  • Equifax CEO Steps Down In The Wake Of Major Hack

Equifax CEO Steps Down In The Wake Of Major Hack

Equifax's Board of Directors appointed current board member Mark Feidler to serve as Non-Executive Chairman.

In a statement, Smith said he was dedicated to rectifying the issues surrounding the data breach, but he concluded that the company needed new leadership at this point.

Smith has been with the company since 2005.

Rather than rallying on news of a CEO change, Equifax shares were lower by another 1.8% at $103.18 on Tuesday morning. One could also believe the company "predicted" that protective services would "mysteriously" rise in popularity.

Smith previous year earned $14.96-million in total compensation. Smith will remain as an unpaid advisor during the management transition.

The move is unsurprising given the massive public backlash regarding the data breach itself, not to mention more recent insider trading concerns with Equifax coming under fire after three high-level executives sold off part of their stock just days after the breach was discovered internally.

Smith's departure followed two other executive exits.

Appearances in front of the Senate Banking Committee can be treacherous for executives whose companies are in the eye of a political storm.
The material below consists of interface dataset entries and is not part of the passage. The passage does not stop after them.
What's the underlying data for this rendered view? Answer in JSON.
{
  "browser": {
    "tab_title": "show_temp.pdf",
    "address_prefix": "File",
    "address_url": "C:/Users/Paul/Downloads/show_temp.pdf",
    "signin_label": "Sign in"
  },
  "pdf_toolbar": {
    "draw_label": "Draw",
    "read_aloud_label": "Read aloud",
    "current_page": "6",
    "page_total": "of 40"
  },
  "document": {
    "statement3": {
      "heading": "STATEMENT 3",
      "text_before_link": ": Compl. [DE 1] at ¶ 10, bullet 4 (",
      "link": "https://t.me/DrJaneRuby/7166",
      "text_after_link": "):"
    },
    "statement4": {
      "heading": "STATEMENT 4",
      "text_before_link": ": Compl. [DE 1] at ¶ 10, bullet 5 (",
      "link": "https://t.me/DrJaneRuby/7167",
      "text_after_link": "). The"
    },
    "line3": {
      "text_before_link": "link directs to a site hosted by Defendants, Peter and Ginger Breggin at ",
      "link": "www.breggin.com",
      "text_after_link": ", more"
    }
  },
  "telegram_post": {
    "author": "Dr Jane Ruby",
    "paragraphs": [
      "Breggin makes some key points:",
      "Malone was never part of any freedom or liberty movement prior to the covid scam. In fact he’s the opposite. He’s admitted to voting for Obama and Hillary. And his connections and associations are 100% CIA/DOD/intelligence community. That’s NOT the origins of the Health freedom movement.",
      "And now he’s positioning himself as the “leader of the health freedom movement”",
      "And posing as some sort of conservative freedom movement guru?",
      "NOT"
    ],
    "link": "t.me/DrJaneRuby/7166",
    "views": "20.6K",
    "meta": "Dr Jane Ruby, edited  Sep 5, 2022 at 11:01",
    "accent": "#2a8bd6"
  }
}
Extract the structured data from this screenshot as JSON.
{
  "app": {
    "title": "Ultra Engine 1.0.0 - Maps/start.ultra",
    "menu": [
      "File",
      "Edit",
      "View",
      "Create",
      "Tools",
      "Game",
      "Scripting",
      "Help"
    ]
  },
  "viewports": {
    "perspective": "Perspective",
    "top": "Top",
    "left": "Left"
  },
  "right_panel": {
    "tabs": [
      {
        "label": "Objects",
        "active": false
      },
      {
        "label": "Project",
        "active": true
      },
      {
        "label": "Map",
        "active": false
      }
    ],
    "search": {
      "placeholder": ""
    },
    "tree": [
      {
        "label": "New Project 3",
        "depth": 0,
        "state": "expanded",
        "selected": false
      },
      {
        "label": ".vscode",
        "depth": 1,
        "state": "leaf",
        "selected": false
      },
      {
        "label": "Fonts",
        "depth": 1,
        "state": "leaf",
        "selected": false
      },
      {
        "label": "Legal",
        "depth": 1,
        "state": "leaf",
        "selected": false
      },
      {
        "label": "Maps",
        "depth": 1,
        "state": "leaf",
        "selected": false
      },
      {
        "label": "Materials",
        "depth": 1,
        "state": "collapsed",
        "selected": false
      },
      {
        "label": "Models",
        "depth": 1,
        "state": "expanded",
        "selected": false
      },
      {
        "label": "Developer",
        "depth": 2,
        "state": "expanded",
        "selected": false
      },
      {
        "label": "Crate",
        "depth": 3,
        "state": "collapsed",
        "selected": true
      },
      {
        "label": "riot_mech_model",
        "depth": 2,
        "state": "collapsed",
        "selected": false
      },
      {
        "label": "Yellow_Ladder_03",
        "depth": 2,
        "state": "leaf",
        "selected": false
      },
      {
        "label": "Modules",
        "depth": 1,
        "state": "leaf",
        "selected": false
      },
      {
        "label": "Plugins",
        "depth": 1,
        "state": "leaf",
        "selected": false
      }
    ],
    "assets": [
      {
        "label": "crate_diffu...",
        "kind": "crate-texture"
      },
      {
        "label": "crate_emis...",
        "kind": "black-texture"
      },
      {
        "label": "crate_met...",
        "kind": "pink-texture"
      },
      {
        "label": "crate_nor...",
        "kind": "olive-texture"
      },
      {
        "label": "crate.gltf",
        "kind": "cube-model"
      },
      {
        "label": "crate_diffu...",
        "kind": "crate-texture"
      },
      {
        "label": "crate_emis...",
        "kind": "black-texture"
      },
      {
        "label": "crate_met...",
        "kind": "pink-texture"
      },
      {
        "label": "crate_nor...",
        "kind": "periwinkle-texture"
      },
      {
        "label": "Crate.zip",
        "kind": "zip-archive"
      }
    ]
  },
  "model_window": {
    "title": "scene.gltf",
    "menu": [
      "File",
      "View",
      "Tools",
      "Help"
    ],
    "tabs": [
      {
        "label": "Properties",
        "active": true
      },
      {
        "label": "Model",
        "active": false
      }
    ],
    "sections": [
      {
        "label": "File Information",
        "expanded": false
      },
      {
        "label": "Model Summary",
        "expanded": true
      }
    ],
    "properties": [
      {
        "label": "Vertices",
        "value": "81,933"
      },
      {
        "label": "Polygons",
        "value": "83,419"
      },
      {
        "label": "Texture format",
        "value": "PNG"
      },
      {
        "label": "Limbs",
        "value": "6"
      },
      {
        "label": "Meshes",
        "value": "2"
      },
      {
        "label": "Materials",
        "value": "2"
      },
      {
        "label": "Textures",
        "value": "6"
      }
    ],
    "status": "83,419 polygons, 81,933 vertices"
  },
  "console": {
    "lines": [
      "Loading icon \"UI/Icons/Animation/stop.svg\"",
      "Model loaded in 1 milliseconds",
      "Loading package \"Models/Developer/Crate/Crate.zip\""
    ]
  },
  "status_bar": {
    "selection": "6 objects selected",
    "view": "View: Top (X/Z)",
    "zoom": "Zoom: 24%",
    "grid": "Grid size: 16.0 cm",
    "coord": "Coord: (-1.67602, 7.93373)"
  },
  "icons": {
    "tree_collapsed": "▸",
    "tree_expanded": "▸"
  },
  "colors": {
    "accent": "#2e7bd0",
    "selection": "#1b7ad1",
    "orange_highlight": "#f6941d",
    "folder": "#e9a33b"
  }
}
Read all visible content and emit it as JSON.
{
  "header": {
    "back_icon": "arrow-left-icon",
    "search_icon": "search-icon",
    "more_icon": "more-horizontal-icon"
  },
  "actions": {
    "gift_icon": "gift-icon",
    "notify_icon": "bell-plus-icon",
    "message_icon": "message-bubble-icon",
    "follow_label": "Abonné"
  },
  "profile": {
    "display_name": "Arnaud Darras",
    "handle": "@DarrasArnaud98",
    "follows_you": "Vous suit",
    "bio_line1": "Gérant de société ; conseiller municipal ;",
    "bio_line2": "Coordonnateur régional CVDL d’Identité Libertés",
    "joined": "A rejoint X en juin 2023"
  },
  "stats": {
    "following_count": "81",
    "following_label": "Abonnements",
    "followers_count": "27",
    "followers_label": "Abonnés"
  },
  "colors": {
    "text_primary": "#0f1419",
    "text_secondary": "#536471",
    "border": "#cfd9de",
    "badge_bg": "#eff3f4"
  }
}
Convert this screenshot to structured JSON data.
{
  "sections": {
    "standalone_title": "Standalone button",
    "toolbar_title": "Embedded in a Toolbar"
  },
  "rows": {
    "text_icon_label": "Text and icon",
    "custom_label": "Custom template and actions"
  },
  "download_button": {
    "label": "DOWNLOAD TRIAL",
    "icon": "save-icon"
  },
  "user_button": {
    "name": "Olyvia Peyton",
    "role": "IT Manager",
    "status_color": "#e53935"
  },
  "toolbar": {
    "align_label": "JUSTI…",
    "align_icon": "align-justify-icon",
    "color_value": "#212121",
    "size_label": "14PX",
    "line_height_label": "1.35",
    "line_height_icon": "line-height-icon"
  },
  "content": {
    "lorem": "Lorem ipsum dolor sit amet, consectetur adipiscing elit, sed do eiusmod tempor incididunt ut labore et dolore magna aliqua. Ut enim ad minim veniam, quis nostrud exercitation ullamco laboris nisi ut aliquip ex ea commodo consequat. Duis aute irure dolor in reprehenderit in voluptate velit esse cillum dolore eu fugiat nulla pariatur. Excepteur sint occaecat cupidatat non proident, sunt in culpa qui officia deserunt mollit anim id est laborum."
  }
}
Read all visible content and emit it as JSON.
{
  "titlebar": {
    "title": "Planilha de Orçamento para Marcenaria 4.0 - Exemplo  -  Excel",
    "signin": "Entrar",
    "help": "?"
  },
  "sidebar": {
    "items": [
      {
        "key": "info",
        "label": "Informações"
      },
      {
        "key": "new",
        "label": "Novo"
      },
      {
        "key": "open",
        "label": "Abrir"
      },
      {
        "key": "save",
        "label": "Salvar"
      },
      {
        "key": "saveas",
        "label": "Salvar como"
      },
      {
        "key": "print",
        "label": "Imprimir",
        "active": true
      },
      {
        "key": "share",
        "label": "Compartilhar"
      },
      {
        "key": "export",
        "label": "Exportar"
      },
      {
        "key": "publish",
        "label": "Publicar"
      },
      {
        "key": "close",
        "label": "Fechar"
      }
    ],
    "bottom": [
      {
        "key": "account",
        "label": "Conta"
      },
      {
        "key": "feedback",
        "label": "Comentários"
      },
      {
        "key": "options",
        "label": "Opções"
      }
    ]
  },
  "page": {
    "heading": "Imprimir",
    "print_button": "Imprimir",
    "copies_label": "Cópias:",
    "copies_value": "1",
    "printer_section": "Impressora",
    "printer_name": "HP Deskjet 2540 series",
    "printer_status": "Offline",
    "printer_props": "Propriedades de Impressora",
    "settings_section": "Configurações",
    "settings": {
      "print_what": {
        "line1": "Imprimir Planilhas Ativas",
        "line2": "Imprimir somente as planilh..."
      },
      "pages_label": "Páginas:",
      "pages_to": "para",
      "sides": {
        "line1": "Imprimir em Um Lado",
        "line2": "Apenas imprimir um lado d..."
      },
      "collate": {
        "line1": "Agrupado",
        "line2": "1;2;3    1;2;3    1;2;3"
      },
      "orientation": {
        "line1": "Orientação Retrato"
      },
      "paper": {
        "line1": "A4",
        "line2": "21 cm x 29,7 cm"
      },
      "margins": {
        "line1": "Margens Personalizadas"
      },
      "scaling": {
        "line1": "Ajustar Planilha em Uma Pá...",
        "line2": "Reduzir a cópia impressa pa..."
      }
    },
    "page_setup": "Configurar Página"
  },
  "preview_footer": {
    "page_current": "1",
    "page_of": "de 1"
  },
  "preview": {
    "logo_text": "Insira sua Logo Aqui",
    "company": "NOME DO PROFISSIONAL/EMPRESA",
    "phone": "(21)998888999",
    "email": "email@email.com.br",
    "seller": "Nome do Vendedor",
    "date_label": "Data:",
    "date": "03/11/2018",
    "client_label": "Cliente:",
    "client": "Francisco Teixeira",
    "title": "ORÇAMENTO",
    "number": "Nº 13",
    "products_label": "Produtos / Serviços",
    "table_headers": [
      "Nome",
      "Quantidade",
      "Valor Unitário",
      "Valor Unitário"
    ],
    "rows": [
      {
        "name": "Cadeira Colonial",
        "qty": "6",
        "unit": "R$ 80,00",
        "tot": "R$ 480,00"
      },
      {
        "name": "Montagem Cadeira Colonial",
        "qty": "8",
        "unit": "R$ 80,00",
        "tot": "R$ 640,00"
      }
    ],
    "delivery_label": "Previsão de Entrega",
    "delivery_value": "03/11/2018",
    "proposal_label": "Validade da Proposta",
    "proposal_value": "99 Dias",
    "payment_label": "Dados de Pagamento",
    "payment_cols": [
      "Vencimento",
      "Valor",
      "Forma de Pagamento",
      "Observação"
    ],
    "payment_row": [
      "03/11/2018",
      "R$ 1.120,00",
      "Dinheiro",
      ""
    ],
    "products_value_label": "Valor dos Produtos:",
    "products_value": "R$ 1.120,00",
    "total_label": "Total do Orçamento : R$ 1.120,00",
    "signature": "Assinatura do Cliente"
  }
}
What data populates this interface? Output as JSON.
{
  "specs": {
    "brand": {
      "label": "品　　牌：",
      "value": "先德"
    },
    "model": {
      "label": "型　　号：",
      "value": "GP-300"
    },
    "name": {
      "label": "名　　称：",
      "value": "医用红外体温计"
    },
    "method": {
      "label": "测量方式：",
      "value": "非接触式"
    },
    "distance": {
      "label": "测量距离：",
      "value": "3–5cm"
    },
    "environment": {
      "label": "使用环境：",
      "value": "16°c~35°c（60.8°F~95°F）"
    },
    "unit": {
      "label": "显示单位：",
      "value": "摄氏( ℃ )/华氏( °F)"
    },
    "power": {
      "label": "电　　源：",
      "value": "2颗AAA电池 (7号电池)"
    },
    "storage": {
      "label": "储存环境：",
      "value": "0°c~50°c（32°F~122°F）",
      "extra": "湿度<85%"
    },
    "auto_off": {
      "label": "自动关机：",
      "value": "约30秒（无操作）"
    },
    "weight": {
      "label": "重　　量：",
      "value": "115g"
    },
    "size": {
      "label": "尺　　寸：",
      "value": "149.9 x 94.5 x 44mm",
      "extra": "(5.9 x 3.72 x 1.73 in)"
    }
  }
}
An Equifax spokeswoman tells ISMG that Smith is still scheduled to go to Washington to testify.

AG Healey Signs On To Consumer Credit Protection Bill In Wake Of Equifax Breach

A U.S. House Energy and Commerce Committee spokeswoman said Smith would still testify at an October 3 hearing. "It's not real accountability if the CEO resigns without giving back a nickel in pay and without publicly answering questions", she said in a statement. "There will be consequences".

Equifax is still in the process of trying to figure out how it's going to even begin to fix the absolute disaster that it caused.

An Equifax spokeswoman said the company would continue to cooperate with lawmakers.

These missteps show a pattern of carelessness and greed amidst a data breach that will affect many Americans long into the future.

Dave Webb, Equifax's chief information officer, and chief security officer Susan Mauldin retired earlier this month.

So, What's The Next Move For Equifax? Equifax also announced that its board will implement a search for a new permanent CEO and that it will consider internal and external candidates.

The breach left its customers - who never signed up for the service in the first place - feeling helpless and vulnerable to identify theft.